Inessa Armand: Revolutionary and feminist
By R.C. Elwood
Cambridge University Press, 1992. 304 pp. $99 hardback.
Reviewed by Claudine Holt
When Inessa Armand's name is mentioned, it is usually in connection with that of Vladimir Lenin — leader of the Bolshevik Party and of the Russian Revolution. She is known for an alleged affair with him rather than for her own activities and leadership of the Russian socialist movement.
R.C. Elwood's well-written biography challenges this popular but narrow view. He conveys a life distinguished by an intense commitment to women's emancipation and socialism, and the rumoured affair with Lenin is refuted.
There is a severe scarcity of material available on the lives of women and their contribution to the revolutionary movement, so this book is most welcome. Elwood informs the reader of aspects of Armand's public and private life that are not generally known.
Armand was born in France but brought up in Russia by an aunt who was employed as a nanny by a liberal bourgeois family of textile manufacturers. She was raised as one of the children of this wealthy family and thereby gained access to quality education.
She married the eldest son of her aunt's employer, Alexander Armand, and had four children. She later fell in love with his brother, with whom she lived and to whom she had her fifth child, outside of wedlock. Throughout her adult life Alexander supported Inessa financially, enabling her to carry on with political activity.
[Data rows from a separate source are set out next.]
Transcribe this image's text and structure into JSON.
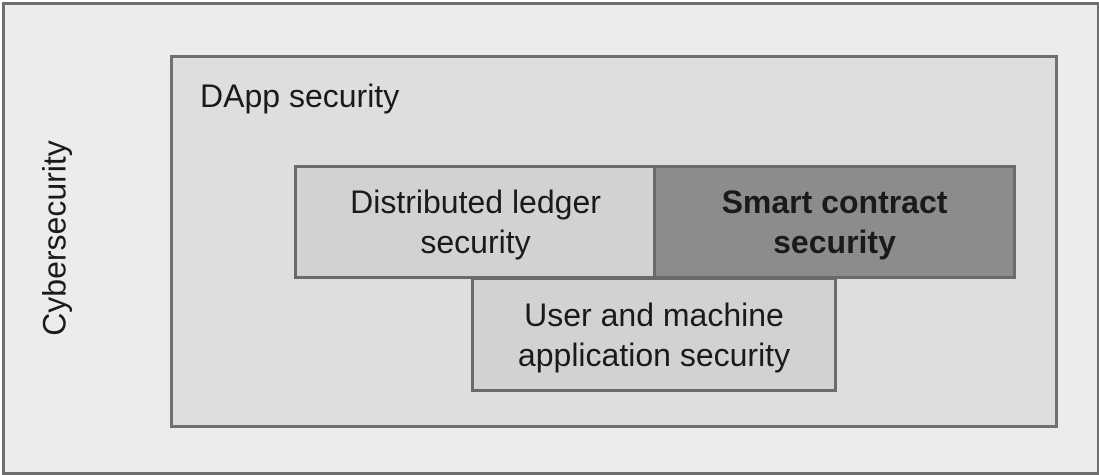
{
  "outer": {
    "label": "Cybersecurity"
  },
  "dapp": {
    "label": "DApp security"
  },
  "boxes": {
    "ledger": {
      "line1": "Distributed ledger",
      "line2": "security"
    },
    "smart": {
      "line1": "Smart contract",
      "line2": "security"
    },
    "user": {
      "line1": "User and machine",
      "line2": "application security"
    }
  },
  "colors": {
    "outer_fill": "#ececec",
    "dapp_fill": "#dedede",
    "box_fill": "#d2d2d2",
    "highlight_fill": "#8c8c8c",
    "border": "#6e6e6e"
  }
}
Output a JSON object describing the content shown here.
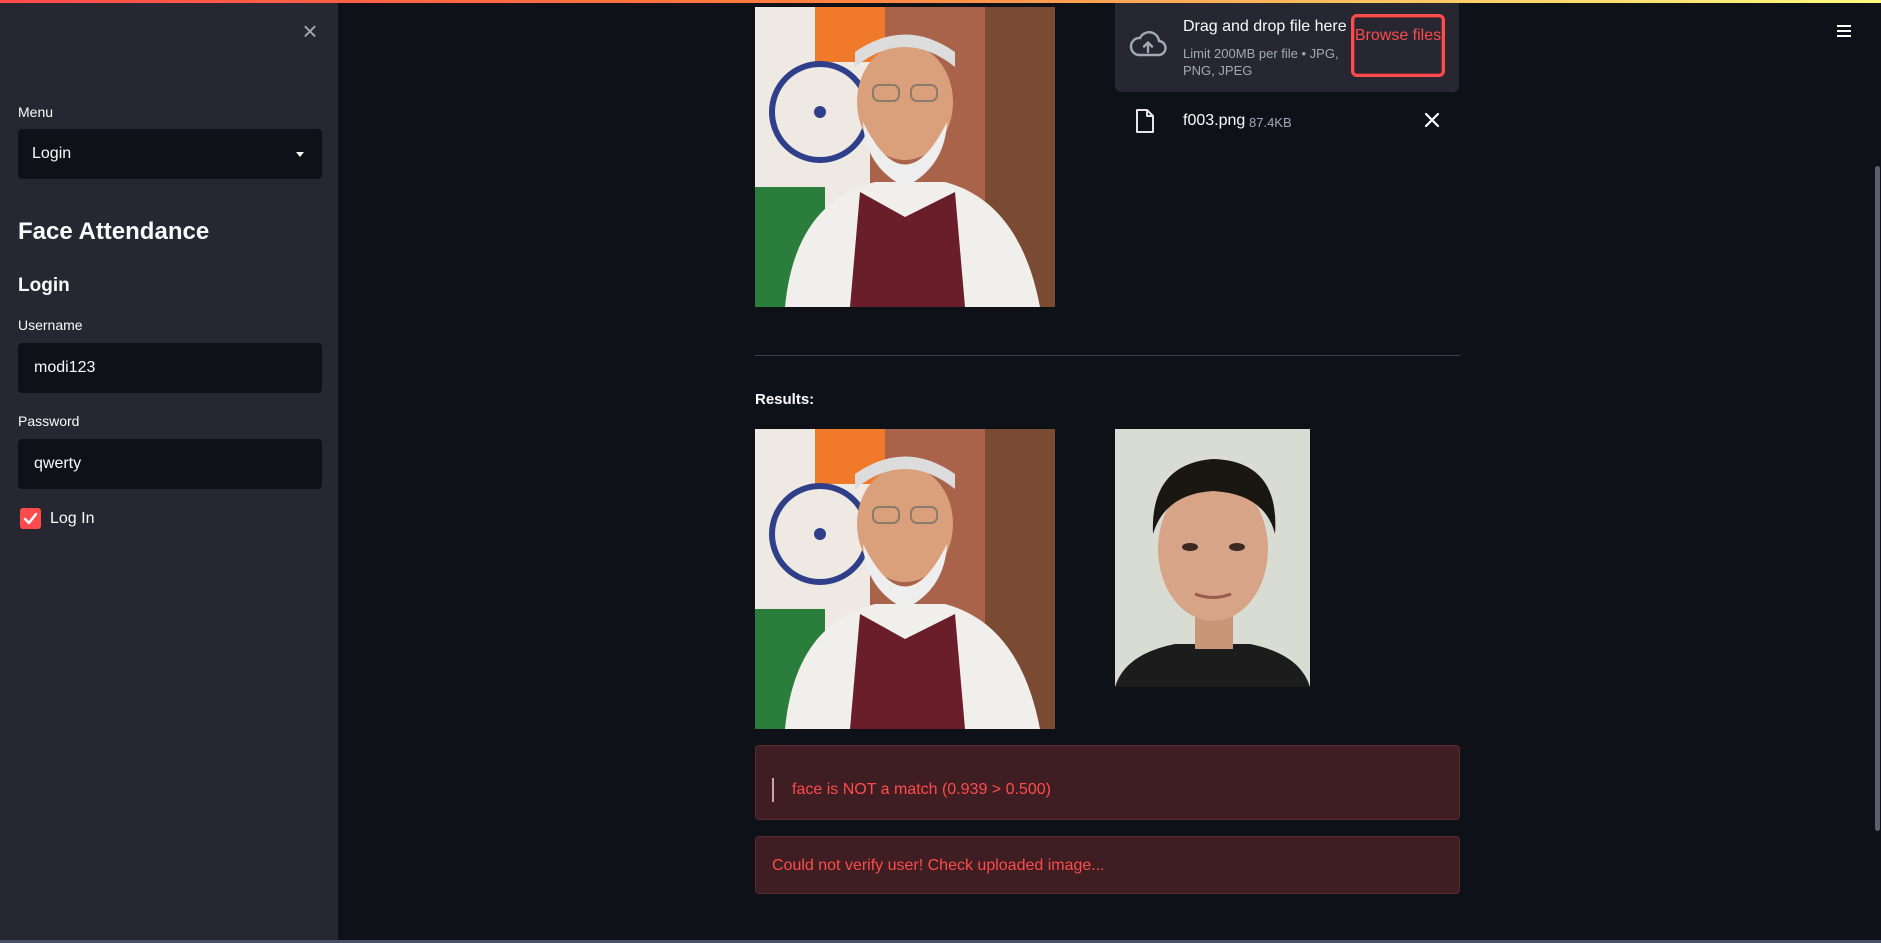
{
  "sidebar": {
    "menu_label": "Menu",
    "menu_value": "Login",
    "title": "Face Attendance",
    "subtitle": "Login",
    "username_label": "Username",
    "username_value": "modi123",
    "password_label": "Password",
    "password_value": "qwerty",
    "checkbox_label": "Log In",
    "checkbox_checked": true
  },
  "uploader": {
    "drag_text": "Drag and drop file here",
    "limit_text": "Limit 200MB per file • JPG, PNG, JPEG",
    "browse_label": "Browse files",
    "file_name": "f003.png",
    "file_size": "87.4KB"
  },
  "results": {
    "label": "Results:",
    "match_message": "face is NOT a match (0.939 > 0.500)",
    "error_message": "Could not verify user! Check uploaded image..."
  },
  "colors": {
    "background": "#0e1117",
    "sidebar": "#262730",
    "accent": "#ff4b4b",
    "error_bg": "#3e1e22"
  },
  "icons": [
    "close-icon",
    "chevron-down-icon",
    "check-icon",
    "cloud-upload-icon",
    "file-icon",
    "remove-file-icon",
    "hamburger-menu-icon"
  ]
}
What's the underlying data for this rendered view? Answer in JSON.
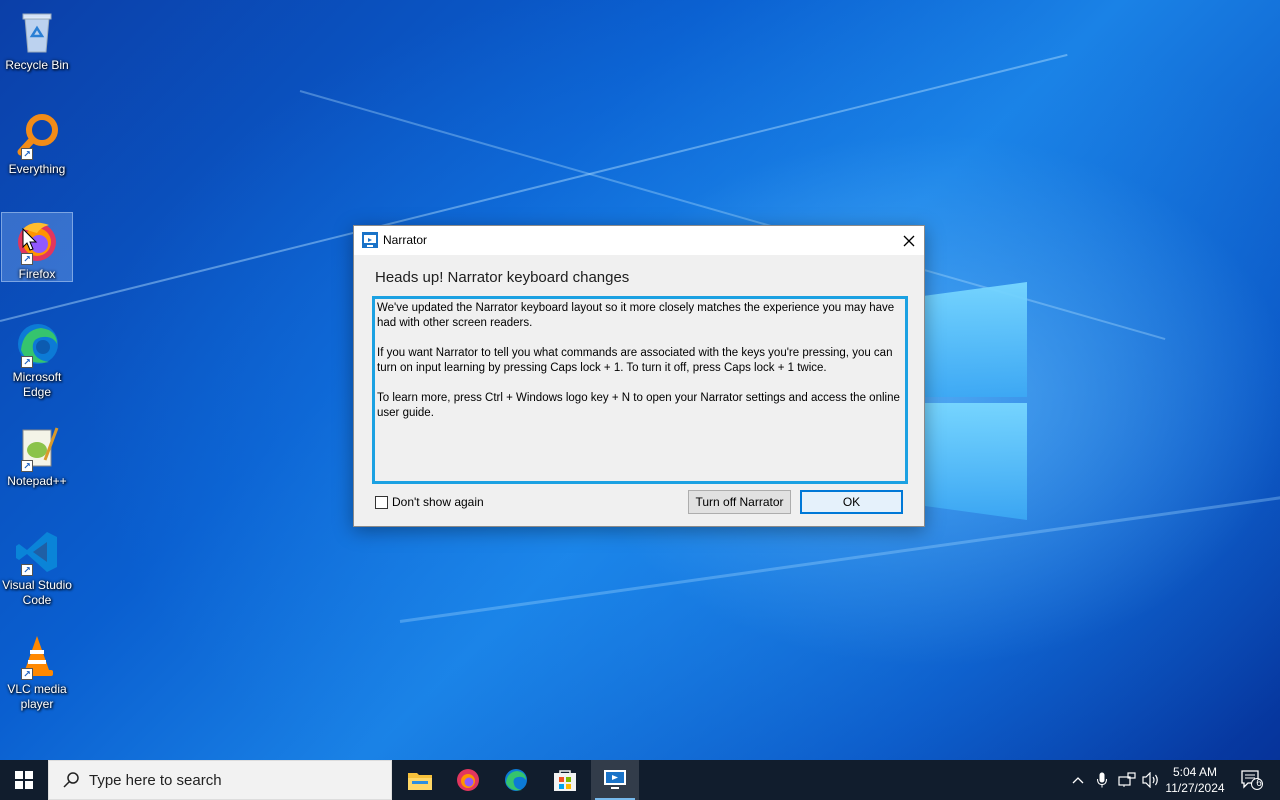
{
  "desktop": {
    "icons": [
      {
        "label": "Recycle Bin",
        "icon": "recycle-bin-icon"
      },
      {
        "label": "Everything",
        "icon": "everything-search-icon"
      },
      {
        "label": "Firefox",
        "icon": "firefox-icon"
      },
      {
        "label": "Microsoft Edge",
        "icon": "edge-icon"
      },
      {
        "label": "Notepad++",
        "icon": "notepadpp-icon"
      },
      {
        "label": "Visual Studio Code",
        "icon": "vscode-icon"
      },
      {
        "label": "VLC media player",
        "icon": "vlc-icon"
      }
    ]
  },
  "dialog": {
    "title": "Narrator",
    "heading": "Heads up! Narrator keyboard changes",
    "paragraphs": [
      "We've updated the Narrator keyboard layout so it more closely matches the experience you may have had with other screen readers.",
      "If you want Narrator to tell you what commands are associated with the keys you're pressing, you can turn on input learning by pressing Caps lock + 1. To turn it off, press Caps lock + 1 twice.",
      "To learn more, press Ctrl + Windows logo key + N to open your Narrator settings and access the online user guide."
    ],
    "checkbox_label": "Don't show again",
    "checkbox_checked": false,
    "turn_off_label": "Turn off Narrator",
    "ok_label": "OK"
  },
  "taskbar": {
    "search_placeholder": "Type here to search",
    "pinned": [
      "file-explorer-icon",
      "firefox-icon",
      "edge-icon",
      "store-icon",
      "narrator-icon"
    ],
    "time": "5:04 AM",
    "date": "11/27/2024",
    "notification_count": "6"
  },
  "colors": {
    "accent": "#1ba1e2",
    "taskbar": "#111d2d",
    "ok_border": "#0078d7"
  }
}
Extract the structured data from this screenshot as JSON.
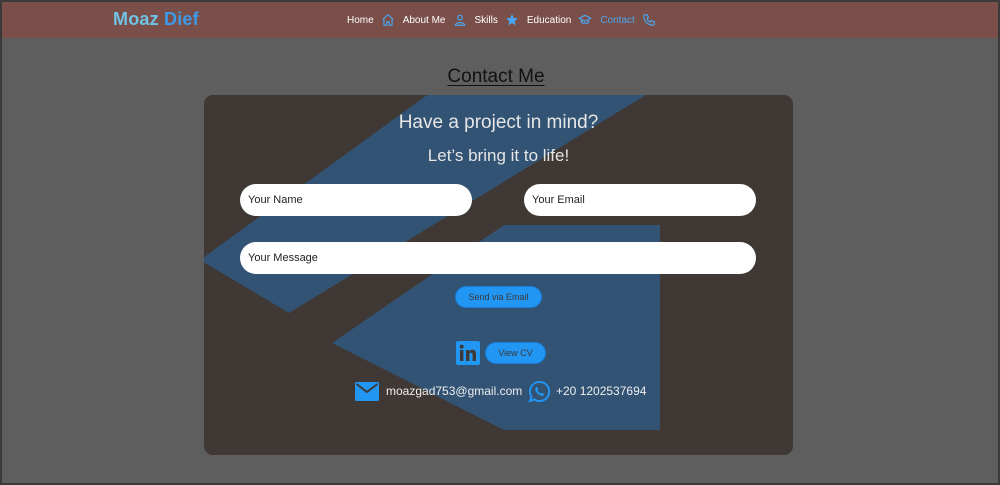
{
  "brand": {
    "first": "Moaz",
    "last": "Dief"
  },
  "nav": [
    {
      "label": "Home",
      "icon": "home-icon"
    },
    {
      "label": "About Me",
      "icon": "user-icon"
    },
    {
      "label": "Skills",
      "icon": "star-icon"
    },
    {
      "label": "Education",
      "icon": "graduation-cap-icon"
    },
    {
      "label": "Contact",
      "icon": "phone-icon",
      "active": true
    }
  ],
  "section": {
    "title": "Contact Me"
  },
  "card": {
    "heading": "Have a project in mind?",
    "subheading": "Let’s bring it to life!"
  },
  "form": {
    "name_placeholder": "Your Name",
    "email_placeholder": "Your Email",
    "message_placeholder": "Your Message",
    "send_label": "Send via Email"
  },
  "links": {
    "linkedin_icon": "linkedin-icon",
    "cv_label": "View CV"
  },
  "contact": {
    "email": "moazgad753@gmail.com",
    "phone": "+20 1202537694"
  },
  "colors": {
    "navbar": "#7b4f49",
    "accent": "#2196f3",
    "card": "#3f3834",
    "background": "#5e5e5e"
  }
}
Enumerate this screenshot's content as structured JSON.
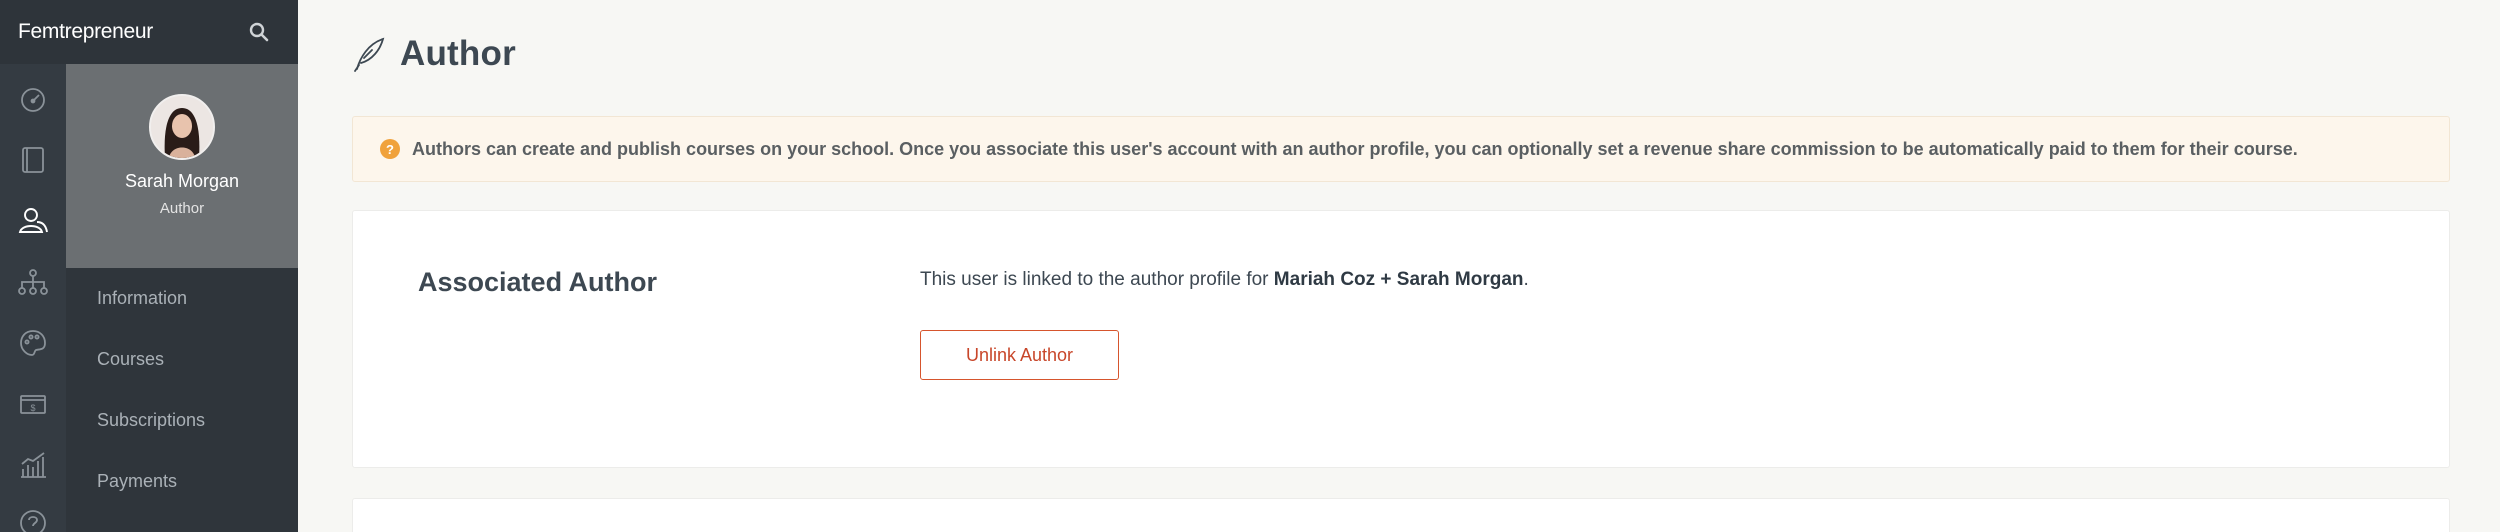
{
  "app": {
    "brand": "Femtrepreneur"
  },
  "rail": {
    "items": [
      {
        "icon": "dashboard-gauge-icon"
      },
      {
        "icon": "book-icon"
      },
      {
        "icon": "users-icon",
        "active": true
      },
      {
        "icon": "sitemap-icon"
      },
      {
        "icon": "palette-icon"
      },
      {
        "icon": "money-icon"
      },
      {
        "icon": "chart-icon"
      },
      {
        "icon": "help-icon"
      }
    ]
  },
  "profile": {
    "name": "Sarah Morgan",
    "role": "Author"
  },
  "subnav": {
    "items": [
      {
        "label": "Information"
      },
      {
        "label": "Courses"
      },
      {
        "label": "Subscriptions"
      },
      {
        "label": "Payments"
      }
    ]
  },
  "page": {
    "title": "Author",
    "title_icon": "quill-icon"
  },
  "notice": {
    "icon": "question-icon",
    "text": "Authors can create and publish courses on your school. Once you associate this user's account with an author profile, you can optionally set a revenue share commission to be automatically paid to them for their course."
  },
  "associated_author": {
    "title": "Associated Author",
    "text_prefix": "This user is linked to the author profile for ",
    "author_name": "Mariah Coz + Sarah Morgan",
    "text_suffix": ".",
    "unlink_label": "Unlink Author"
  },
  "colors": {
    "brand_bar": "#2e343a",
    "rail": "#343b42",
    "subnav": "#2f353b",
    "profile_bg": "#6b6f72",
    "notice_bg": "#fdf6ec",
    "notice_icon": "#f0a23c",
    "danger": "#c8462a"
  }
}
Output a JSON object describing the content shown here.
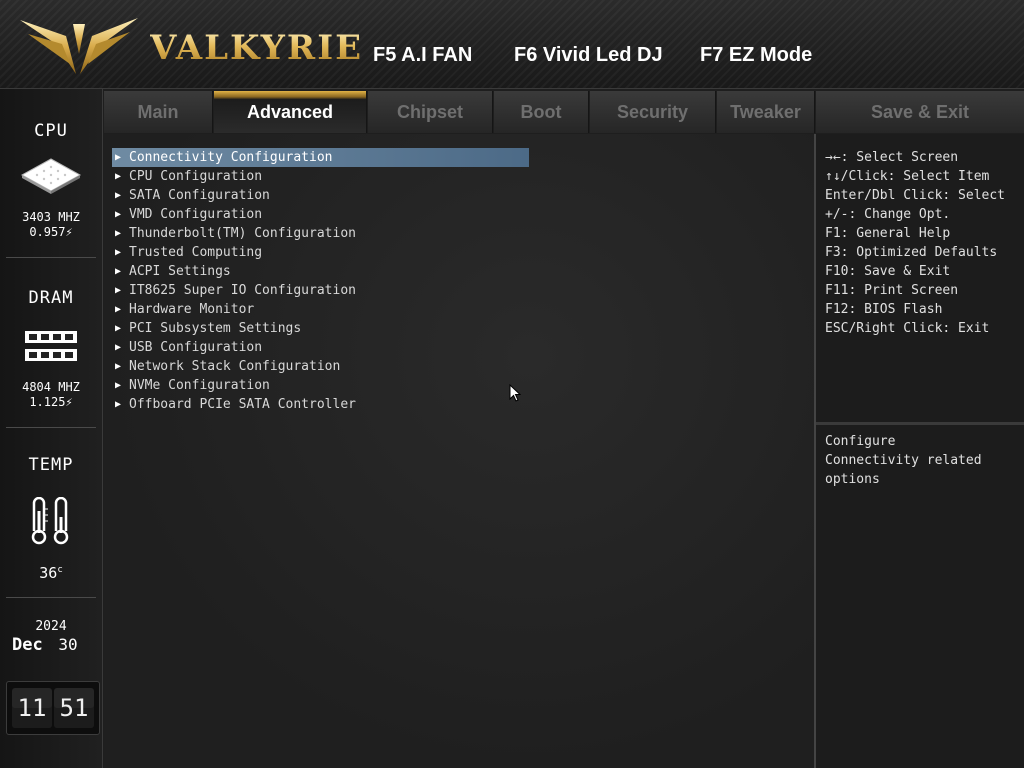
{
  "header": {
    "brand": "VALKYRIE",
    "hotkeys": [
      "F5 A.I FAN",
      "F6 Vivid Led DJ",
      "F7 EZ Mode"
    ]
  },
  "sidebar": {
    "cpu": {
      "title": "CPU",
      "freq": "3403 MHZ",
      "volt": "0.957"
    },
    "dram": {
      "title": "DRAM",
      "freq": "4804 MHZ",
      "volt": "1.125"
    },
    "temp": {
      "title": "TEMP",
      "value": "36",
      "unit": "c"
    },
    "date": {
      "year": "2024",
      "month": "Dec",
      "day": "30"
    },
    "time": {
      "hours": "11",
      "minutes": "51"
    }
  },
  "tabs": [
    {
      "label": "Main"
    },
    {
      "label": "Advanced"
    },
    {
      "label": "Chipset"
    },
    {
      "label": "Boot"
    },
    {
      "label": "Security"
    },
    {
      "label": "Tweaker"
    },
    {
      "label": "Save & Exit"
    }
  ],
  "active_tab": "Advanced",
  "menu": [
    {
      "label": "Connectivity Configuration"
    },
    {
      "label": "CPU Configuration"
    },
    {
      "label": "SATA Configuration"
    },
    {
      "label": "VMD Configuration"
    },
    {
      "label": "Thunderbolt(TM) Configuration"
    },
    {
      "label": "Trusted Computing"
    },
    {
      "label": "ACPI Settings"
    },
    {
      "label": "IT8625 Super IO Configuration"
    },
    {
      "label": "Hardware Monitor"
    },
    {
      "label": "PCI Subsystem Settings"
    },
    {
      "label": "USB Configuration"
    },
    {
      "label": "Network Stack Configuration"
    },
    {
      "label": "NVMe Configuration"
    },
    {
      "label": "Offboard PCIe SATA Controller"
    }
  ],
  "selected_item": "Connectivity Configuration",
  "help": [
    "→←: Select Screen",
    "↑↓/Click: Select Item",
    "Enter/Dbl Click: Select",
    "+/-: Change Opt.",
    "F1: General Help",
    "F3: Optimized Defaults",
    "F10: Save & Exit",
    "F11: Print Screen",
    "F12: BIOS Flash",
    "ESC/Right Click: Exit"
  ],
  "description": [
    "Configure",
    "Connectivity related",
    "options"
  ],
  "icons": {
    "logo": "winged-logo-icon",
    "cpu": "cpu-chip-icon",
    "dram": "memory-module-icon",
    "temp": "thermometer-icon",
    "volt": "lightning-icon",
    "cursor": "mouse-pointer-icon"
  },
  "colors": {
    "accent_gold": "#e1b346",
    "selection": "#5a7896",
    "panel": "#1e1e1e"
  }
}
As a young married woman, she became involved with philanthropic work among prostitutes and lone mothers, as did many of Russia's early feminists. But her frustration at the slow pace of change led her to develop a political understanding, and she became involved with the Russian Social Democratic Labour Party and eventually joined the Bolsheviks.
She lectured in the Bolshevik Party school and represented the party at many international socialist conferences. She initiated the women's paper Rabotnitsa. She was among Lenin's close associates and very good friends with Krupskaya, fellow Bolshevik and Lenin's wife. After the revolution, she headed the women's department, the Zhenotdel, where she worked tirelessly until one month before her death in 1921.
The most annoying feature of this book is the recurring unsympathetic judgments on Lenin, the Bolshevik Party and the Russian Revolution. All are described in disparaging language which can't help but mar the glowing presentation of Armand and raise questions about her commitment to the socialist project.
For example, Lenin is constantly labelled with pejorative terms such as "opportunistic", "self-centred", "manipulative", "arrogant", "rude' and "patronising". Elwood says he wants to demythologise Lenin, but if Lenin was such a rogue one wonders why Armand was such good friends with him (she even went on holidays with him and Krupskaya), unless she was an idiot or sycophant.
The affair between Lenin and Armand, Elwood admits, is hard to prove or disprove, but he questions the evidence used to "prove" the liaison. Secret police records describe Armand as Lenin's mistress at a time when personal correspondence between the two suggests a cessation of personal relations.
Alexandra Kollantai's well-known short story, A Great Love, is said to be based on her comrades' love affair. But Elwood cites an unpublished note in which Kollantai says the novel was autobiographical. He has also studied all the published personal correspondence between Armand and Lenin and a number of the unpublished letters. From this he has concluded that none of them suggest anything other than a political and platonic relationship.
Elwood's interpretation of the Marxist understanding of women's oppression doesn't take into account the historical period in which early Marxists lived or the feudal society from which Russia was emerging. Whilst it is true that many early socialists and Bolsheviks held views which were sexist and backward by current standards, and that some individuals may have held women in contempt, the understanding among the Bolsheviks of women's place in society and the role women played in the family was ahead of its time. The gains women made with the Russian Revolution in 1917, in both their private and public lives, have to be acknowledged when making an assessment of women and socialism.
Despite the cynical anti-Bolshevik tone of this book, it is well worth reading. It provides detail on the life of a remarkable woman who, up to this point, has gained fame only by association with Lenin.